Ketso Gordhan has called for all parties involved in construction to set up talks to ensure efficiency.
JOHANNESBURG - South Africa needs to find a way forward in dealing with its lack of infrastructure implementation, Pretoria Portland Cement (PPC) CEO Ketso Gordhan said on Monday.
Speaking to Talk Radio 702's Bruce Whitfield on Monday evening, Gordhan discussed his call for an 'infrastructure Codesa'.
The Convention for a Democratic South Africa (Codesa) was a series of negotiations in the early 1990s aimed towards reforms to end the apartheid system of governance.
In those sessions, various parties with broadly different interests and goals attempted to take the first steps towards democracy in the country.
In a similar sense, an infrastructure Codesa would be a system where all parties involved in infrastructure development would come together to find the most efficient means of implementation.
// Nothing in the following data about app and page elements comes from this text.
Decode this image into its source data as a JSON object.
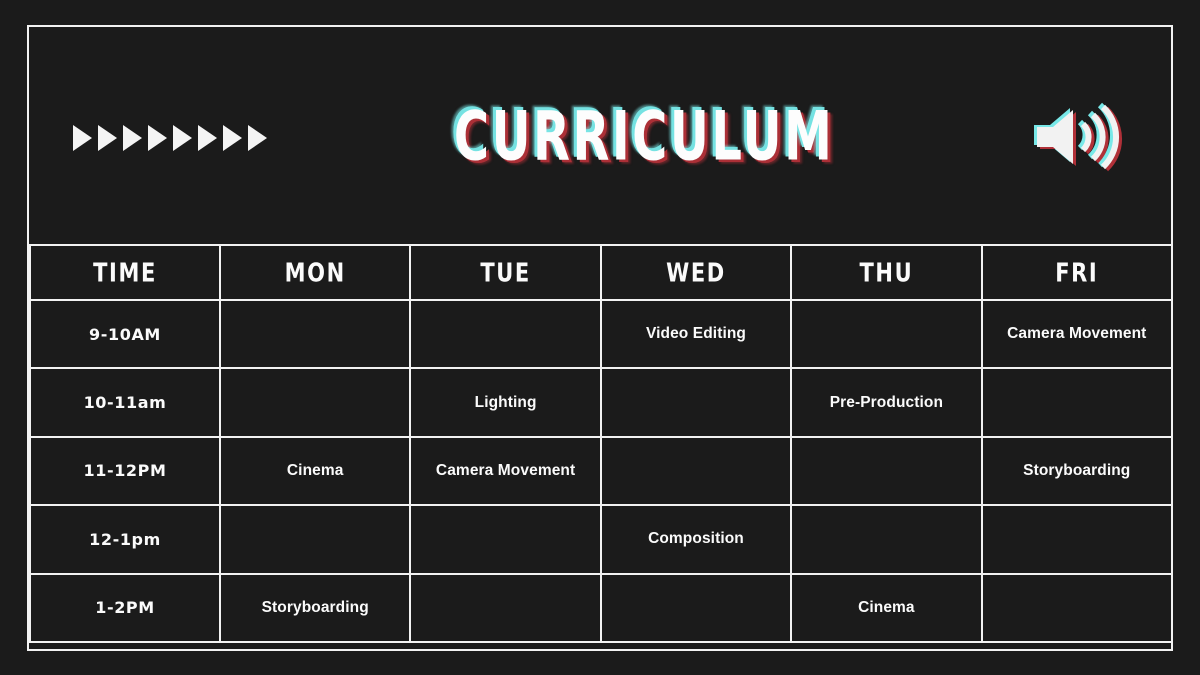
{
  "slide": {
    "background_color": "#1b1b1b",
    "frame_color": "#f2f2f2"
  },
  "header": {
    "title": "CURRICULUM",
    "title_color": "#fdfdfd",
    "chromatic_cyan": "#78e8e8",
    "chromatic_red": "#b03038",
    "arrow_count": 8,
    "arrow_icon": "play-triangle-icon",
    "arrow_color": "#f4f4f4",
    "speaker_icon": "speaker-volume-icon"
  },
  "table": {
    "columns": [
      "TIME",
      "MON",
      "TUE",
      "WED",
      "THU",
      "FRI"
    ],
    "rows": [
      {
        "time": "9-10AM",
        "cells": [
          "",
          "",
          "Video Editing",
          "",
          "Camera Movement"
        ]
      },
      {
        "time": "10-11am",
        "cells": [
          "",
          "Lighting",
          "",
          "Pre-Production",
          ""
        ]
      },
      {
        "time": "11-12PM",
        "cells": [
          "Cinema",
          "Camera Movement",
          "",
          "",
          "Storyboarding"
        ]
      },
      {
        "time": "12-1pm",
        "cells": [
          "",
          "",
          "Composition",
          "",
          ""
        ]
      },
      {
        "time": "1-2PM",
        "cells": [
          "Storyboarding",
          "",
          "",
          "Cinema",
          ""
        ]
      }
    ]
  }
}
"The ideal structure would be to have the key role players from the construction, financing, design and engineering businesses together with the relevant departments from government, sitting around and identifying what is stopping South Africa from implementing its infrastructure programme."
Gordhan said each party would have a different idea of what is holding infrastructure development back.
He said it was necessary to "put everything on the table" to find a solution.
The CEO also noted that within the industry and government itself, there were various ideological viewpoints.
Gordhan said some viewpoints were contradictory, which would make decision making harder.
"We all agree that we need to build more schools, hospitals, water treatment plants, roads, a whole bunch of things. This is an opportunity for the private sector to say, we will offer the best designs and a more open tender process."
This way, government will know it is getting better value for money from the private sector when it invests in construction.
Gordhan also discussed the history of collusion in the construction industry, going further back than the recent case before the Competition Commission of South Africa.
Companies were fined a collective total of R1.5 billion for their involvement in price-fixing related to projects such as the 2010 Fifa World Cup projects.
Gordhan said that there was not enough communication when planning the construction of prisons, for example, which lead to the building of "5-star prisons" because construction companies did not object to the government's excessive plans.
An infrastructure Codesa would allow for the necessary communication, negotiation and balancing of plans so that reasonable costs and successful projects are achieved.